App and web page records
>>>>>

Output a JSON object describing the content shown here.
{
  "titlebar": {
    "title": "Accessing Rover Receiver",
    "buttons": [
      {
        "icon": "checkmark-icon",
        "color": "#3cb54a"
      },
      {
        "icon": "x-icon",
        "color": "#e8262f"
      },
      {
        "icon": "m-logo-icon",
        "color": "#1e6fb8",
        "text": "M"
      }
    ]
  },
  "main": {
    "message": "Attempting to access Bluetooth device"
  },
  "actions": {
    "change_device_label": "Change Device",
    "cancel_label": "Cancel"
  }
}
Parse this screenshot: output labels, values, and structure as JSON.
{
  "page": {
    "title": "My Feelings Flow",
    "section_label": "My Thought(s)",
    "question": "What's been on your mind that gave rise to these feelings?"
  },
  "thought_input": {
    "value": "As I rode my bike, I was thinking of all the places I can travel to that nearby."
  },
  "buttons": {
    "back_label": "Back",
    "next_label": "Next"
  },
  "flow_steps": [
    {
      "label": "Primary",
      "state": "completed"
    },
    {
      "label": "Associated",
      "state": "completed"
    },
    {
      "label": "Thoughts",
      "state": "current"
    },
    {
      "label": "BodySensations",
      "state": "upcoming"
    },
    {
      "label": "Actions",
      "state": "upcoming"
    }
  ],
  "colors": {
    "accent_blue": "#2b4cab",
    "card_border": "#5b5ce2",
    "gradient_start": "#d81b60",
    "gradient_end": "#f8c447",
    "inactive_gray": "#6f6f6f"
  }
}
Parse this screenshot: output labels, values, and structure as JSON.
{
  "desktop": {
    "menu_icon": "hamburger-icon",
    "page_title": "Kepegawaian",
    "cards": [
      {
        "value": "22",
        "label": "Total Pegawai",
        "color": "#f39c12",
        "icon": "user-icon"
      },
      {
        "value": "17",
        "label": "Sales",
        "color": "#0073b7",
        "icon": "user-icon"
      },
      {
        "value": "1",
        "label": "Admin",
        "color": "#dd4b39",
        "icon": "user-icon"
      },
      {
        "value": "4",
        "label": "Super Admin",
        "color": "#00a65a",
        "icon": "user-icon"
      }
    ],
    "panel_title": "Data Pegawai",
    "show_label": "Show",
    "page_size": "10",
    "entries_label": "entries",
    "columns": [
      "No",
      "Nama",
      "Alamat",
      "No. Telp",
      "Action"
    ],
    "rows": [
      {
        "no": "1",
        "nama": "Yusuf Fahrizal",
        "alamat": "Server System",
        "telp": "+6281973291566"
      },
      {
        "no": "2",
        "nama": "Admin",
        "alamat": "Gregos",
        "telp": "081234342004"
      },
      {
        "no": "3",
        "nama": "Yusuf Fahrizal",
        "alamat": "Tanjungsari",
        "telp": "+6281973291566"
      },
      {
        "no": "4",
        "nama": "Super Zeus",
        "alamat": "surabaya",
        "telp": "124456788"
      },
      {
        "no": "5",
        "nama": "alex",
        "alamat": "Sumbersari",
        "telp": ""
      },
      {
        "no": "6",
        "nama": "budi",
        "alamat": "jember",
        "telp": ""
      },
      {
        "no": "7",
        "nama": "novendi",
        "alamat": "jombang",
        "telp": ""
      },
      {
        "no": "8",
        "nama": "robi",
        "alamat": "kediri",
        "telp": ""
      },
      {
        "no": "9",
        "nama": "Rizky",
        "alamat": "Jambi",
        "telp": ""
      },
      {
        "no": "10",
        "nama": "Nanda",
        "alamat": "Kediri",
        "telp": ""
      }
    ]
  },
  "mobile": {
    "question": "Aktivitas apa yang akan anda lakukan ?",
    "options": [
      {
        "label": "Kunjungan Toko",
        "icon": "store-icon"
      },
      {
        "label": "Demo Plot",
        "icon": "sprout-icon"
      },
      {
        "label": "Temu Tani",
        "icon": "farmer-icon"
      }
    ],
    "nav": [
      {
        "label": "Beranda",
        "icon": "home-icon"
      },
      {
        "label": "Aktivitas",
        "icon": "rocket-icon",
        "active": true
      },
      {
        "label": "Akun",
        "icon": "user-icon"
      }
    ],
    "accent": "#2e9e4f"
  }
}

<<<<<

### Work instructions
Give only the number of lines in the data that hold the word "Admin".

### Reply
3